Work required
Your answer should consist of each line from the data below that contains "Mask".

Provided information
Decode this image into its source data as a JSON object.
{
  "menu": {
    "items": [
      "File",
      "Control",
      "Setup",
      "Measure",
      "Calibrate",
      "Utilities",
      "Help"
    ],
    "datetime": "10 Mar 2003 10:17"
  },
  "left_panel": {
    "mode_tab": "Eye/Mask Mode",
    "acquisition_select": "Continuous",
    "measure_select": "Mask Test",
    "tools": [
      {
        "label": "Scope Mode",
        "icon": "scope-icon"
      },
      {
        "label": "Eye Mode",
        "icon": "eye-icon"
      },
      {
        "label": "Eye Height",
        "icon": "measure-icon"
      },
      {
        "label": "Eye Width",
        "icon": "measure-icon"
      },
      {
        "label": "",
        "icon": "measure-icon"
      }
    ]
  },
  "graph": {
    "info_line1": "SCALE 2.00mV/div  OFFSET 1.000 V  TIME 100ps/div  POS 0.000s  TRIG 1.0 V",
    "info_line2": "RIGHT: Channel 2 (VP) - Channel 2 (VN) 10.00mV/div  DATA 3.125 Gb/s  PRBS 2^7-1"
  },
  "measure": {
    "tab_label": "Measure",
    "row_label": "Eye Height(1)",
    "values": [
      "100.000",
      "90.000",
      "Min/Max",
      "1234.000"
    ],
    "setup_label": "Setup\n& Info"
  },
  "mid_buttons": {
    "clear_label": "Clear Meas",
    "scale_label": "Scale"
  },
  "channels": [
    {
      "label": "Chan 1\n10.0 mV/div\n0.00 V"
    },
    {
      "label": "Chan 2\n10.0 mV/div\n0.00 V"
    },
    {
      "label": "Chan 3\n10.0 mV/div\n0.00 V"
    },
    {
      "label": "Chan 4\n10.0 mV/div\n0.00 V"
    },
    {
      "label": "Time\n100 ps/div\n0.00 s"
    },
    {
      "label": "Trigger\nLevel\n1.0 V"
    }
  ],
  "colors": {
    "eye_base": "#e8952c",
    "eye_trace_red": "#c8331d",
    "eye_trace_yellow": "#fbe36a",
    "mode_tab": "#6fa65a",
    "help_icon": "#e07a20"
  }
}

Solution to this task
    "mode_tab": "Eye/Mask Mode",
    "measure_select": "Mask Test",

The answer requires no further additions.